Give, as a bare number, the count of lines below that contain "name".

★ ★ ★ ★ ★

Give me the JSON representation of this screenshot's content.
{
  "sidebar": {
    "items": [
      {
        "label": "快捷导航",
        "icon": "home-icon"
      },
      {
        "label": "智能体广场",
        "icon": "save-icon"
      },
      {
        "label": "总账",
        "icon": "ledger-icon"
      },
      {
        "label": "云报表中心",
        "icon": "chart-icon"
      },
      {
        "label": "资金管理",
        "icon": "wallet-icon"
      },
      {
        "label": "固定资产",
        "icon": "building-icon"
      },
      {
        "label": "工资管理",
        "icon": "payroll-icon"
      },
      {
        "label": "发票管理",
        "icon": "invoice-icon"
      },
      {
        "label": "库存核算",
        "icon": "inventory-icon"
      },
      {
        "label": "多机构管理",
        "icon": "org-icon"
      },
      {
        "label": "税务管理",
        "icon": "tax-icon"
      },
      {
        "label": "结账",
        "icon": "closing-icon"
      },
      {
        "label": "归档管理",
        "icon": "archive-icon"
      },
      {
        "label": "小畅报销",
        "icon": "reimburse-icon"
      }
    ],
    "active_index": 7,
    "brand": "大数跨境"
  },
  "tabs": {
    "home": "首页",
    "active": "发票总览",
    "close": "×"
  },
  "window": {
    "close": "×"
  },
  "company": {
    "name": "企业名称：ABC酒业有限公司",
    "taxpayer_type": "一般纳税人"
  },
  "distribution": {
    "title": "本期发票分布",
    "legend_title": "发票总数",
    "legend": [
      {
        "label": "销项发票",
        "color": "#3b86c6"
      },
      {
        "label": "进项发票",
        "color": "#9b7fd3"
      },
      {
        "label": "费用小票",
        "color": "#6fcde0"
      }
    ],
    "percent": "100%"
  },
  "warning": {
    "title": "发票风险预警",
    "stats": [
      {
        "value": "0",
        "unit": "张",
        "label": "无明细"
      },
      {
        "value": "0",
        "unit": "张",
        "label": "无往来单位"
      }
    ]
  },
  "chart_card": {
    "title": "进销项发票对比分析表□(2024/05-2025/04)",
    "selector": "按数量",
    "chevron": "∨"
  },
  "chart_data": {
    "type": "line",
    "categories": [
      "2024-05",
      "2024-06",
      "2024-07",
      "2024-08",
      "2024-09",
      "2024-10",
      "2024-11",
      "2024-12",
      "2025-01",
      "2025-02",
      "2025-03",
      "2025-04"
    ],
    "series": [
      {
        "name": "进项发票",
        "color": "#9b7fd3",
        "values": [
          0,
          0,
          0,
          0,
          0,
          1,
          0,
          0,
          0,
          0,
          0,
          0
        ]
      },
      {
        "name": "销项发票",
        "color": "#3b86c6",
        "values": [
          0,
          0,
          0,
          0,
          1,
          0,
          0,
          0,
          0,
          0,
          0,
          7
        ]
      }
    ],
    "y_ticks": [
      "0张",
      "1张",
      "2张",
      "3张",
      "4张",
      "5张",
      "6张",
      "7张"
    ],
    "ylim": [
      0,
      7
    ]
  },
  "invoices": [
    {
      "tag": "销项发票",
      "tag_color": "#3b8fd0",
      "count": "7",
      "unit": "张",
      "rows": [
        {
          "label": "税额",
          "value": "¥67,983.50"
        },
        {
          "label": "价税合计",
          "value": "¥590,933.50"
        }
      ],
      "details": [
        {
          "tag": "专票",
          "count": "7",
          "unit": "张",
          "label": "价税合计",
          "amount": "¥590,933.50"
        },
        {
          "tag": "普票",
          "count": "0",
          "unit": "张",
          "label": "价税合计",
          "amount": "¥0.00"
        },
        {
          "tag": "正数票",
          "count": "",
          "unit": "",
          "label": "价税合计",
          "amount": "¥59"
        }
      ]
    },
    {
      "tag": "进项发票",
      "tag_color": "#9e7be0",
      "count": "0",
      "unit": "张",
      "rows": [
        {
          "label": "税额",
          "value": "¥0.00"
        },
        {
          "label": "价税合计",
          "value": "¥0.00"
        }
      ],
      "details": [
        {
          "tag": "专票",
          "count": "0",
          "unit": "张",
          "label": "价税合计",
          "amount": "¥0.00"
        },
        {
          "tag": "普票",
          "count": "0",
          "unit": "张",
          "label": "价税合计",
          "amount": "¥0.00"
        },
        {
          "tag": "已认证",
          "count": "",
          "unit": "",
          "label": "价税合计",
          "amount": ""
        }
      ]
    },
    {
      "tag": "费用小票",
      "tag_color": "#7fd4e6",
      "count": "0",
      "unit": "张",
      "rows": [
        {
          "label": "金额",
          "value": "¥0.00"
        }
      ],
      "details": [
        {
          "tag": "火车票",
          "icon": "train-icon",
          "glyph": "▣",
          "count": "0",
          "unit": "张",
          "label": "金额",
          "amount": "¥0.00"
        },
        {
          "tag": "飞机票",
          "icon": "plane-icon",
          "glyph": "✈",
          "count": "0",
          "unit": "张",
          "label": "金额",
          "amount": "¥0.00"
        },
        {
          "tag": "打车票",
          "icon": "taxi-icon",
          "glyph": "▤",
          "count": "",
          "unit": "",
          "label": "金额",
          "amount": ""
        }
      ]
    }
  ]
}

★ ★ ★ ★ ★

Output below → 3